Because North and South America are surrounded by water, they constitute together a gigantic island whose peripheral sea level is controlled by the winds east of the island, winds along the western boundary of the island, the freshwater flux, and the meridional overturning cell. This idea has been expressed in several articles where a series of analytical models show that the Bering Strait (BS) flow is controlled by the interplay of the Southern Winds (sometimes referred to as the “Subantarctic Westerlies”), and the North Hemisphere freshwater flux. Here, the authors report a paleoceanographic analysis of proxies in the BS as well as the Southern Ocean, which clearly support the above through employment of a slowly varying time-dependent version of the coupled Sandal–Nof model.
This study shows a very strong correlation between the Southern Ocean winds and the BS flow.
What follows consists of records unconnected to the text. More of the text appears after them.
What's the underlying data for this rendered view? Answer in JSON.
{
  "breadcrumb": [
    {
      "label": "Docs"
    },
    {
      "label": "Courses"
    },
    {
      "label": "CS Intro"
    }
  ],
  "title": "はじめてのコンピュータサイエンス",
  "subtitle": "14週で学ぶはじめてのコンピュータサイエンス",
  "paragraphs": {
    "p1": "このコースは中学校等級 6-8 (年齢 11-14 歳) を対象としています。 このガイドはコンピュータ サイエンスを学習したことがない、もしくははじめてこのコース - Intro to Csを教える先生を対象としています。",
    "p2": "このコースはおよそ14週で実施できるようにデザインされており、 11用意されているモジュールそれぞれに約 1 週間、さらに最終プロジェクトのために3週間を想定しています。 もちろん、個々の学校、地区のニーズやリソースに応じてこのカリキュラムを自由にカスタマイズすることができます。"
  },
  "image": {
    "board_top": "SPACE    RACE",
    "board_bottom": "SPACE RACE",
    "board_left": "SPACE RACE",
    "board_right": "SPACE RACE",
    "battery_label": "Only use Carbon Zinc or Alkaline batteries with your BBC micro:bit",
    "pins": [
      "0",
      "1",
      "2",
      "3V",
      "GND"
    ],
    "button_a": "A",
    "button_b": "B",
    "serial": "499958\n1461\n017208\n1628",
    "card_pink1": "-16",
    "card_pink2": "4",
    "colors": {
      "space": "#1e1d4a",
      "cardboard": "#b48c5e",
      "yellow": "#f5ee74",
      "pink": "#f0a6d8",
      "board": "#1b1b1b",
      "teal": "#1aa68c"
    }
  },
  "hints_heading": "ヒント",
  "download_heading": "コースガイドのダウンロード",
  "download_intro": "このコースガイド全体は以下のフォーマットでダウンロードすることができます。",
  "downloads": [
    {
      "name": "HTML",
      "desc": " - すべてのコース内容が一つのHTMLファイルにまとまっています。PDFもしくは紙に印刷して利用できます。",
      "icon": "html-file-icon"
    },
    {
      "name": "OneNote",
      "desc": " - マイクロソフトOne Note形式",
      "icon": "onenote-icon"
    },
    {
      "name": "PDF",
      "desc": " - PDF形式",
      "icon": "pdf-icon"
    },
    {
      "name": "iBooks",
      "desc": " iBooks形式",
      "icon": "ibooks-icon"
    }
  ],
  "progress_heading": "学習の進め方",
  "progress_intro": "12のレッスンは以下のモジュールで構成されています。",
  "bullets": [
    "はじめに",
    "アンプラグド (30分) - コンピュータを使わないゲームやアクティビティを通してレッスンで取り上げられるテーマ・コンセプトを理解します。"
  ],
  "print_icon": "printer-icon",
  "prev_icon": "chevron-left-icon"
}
A mid-Holocene weakening of the Southern Winds followed by the cession of freshwater fluxes from the melting Laurentide ice sheet strengthened the BS flow for several thousand years. Increasing the Southern Winds enhances the near surface, cross-equatorial flow from the Southern Ocean to the Northern Hemisphere. This cross-equatorial flow decreases the Arctic outflow into the Atlantic demonstrating a dynamic linkage between the Southern Ocean Winds and the mean flow through the BS.